Whenever a line in the data holds the string "title", copy that line.
- Opening Delimiter -
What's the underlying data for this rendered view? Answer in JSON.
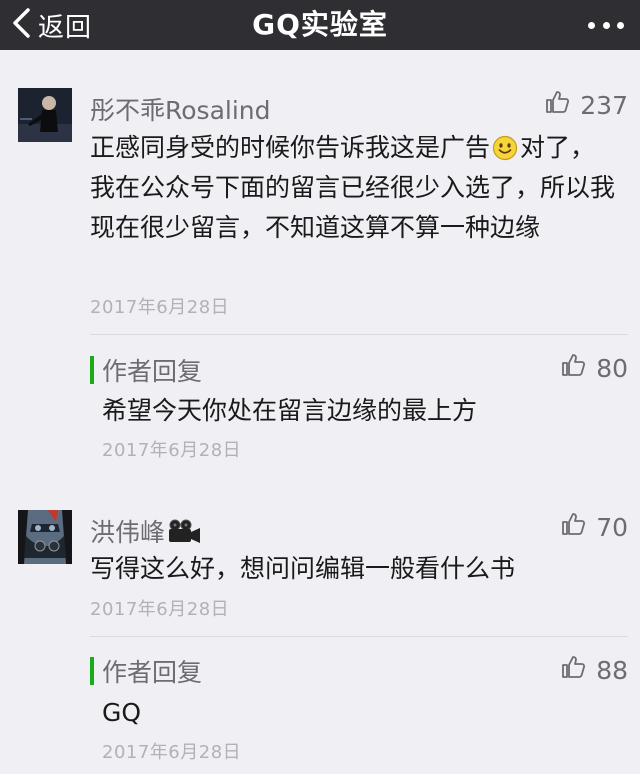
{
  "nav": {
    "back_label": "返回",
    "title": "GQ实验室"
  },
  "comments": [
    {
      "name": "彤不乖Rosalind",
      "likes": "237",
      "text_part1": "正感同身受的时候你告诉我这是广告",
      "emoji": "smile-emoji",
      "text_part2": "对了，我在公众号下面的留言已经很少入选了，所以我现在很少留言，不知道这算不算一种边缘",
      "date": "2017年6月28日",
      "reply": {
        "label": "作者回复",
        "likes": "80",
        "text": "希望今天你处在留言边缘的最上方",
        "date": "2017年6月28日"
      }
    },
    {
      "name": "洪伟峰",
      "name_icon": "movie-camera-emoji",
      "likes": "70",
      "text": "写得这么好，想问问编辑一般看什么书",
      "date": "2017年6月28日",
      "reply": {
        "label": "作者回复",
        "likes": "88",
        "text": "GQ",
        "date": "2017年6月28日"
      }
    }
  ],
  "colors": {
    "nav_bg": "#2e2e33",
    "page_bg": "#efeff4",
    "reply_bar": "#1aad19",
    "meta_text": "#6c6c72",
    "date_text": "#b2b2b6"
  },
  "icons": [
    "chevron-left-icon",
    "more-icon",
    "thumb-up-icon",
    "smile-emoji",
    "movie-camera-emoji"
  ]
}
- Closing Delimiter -
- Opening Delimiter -
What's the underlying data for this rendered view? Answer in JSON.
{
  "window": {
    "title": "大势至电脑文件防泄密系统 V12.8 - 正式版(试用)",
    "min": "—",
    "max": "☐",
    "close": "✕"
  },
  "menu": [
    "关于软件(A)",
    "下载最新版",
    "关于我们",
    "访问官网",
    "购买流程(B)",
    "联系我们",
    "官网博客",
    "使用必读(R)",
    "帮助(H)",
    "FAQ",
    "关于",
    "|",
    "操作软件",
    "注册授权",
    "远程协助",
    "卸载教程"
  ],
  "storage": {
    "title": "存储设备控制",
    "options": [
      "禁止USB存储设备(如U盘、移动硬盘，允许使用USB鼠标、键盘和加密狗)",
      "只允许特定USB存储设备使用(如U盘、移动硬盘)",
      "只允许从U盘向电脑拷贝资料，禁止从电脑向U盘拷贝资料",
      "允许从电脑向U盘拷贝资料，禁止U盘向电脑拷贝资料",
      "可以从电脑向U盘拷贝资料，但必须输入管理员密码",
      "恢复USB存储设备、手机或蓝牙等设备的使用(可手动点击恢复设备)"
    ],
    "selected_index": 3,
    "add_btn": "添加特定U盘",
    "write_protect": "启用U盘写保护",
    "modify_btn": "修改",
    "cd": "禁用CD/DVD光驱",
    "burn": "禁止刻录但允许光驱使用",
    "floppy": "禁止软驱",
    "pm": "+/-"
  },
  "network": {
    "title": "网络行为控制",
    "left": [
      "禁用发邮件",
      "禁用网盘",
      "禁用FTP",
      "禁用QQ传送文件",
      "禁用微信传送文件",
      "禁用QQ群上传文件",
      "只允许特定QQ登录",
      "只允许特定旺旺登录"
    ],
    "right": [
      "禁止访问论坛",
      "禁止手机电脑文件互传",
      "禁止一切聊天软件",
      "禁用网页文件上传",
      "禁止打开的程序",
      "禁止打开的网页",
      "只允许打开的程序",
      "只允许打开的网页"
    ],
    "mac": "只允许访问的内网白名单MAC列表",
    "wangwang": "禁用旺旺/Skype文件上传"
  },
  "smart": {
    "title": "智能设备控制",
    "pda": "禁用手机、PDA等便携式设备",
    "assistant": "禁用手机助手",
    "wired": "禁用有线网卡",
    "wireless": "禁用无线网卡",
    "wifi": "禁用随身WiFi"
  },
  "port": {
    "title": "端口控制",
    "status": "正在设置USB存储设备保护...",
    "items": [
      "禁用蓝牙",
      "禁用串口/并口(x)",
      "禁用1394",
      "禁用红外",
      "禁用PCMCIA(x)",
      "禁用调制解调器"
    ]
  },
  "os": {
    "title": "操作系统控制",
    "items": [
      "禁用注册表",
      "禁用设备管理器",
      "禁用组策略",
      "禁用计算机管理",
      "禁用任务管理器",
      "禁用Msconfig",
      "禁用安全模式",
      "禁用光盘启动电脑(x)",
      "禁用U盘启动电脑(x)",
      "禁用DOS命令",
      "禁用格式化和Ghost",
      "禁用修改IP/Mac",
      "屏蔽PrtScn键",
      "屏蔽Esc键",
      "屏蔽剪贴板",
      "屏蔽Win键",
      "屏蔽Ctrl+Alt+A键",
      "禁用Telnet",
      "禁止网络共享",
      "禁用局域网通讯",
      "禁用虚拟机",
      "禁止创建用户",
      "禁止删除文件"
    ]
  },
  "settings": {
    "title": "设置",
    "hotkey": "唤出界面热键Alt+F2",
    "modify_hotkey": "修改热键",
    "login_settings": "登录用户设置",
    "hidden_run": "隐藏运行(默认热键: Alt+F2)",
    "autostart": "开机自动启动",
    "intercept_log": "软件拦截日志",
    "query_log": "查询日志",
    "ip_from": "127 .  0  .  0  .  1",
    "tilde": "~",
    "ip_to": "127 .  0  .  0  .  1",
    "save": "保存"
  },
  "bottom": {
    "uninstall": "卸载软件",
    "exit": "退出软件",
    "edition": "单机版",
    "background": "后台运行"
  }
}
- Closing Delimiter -
* _RESULT OF THIS TASK_:
    "title": "GQ实验室"
    "title": "大势至电脑文件防泄密系统 V12.8 - 正式版(试用)",
    "title": "存储设备控制",
    "title": "网络行为控制",
    "title": "智能设备控制",
    "title": "端口控制",
    "title": "操作系统控制",
    "title": "设置",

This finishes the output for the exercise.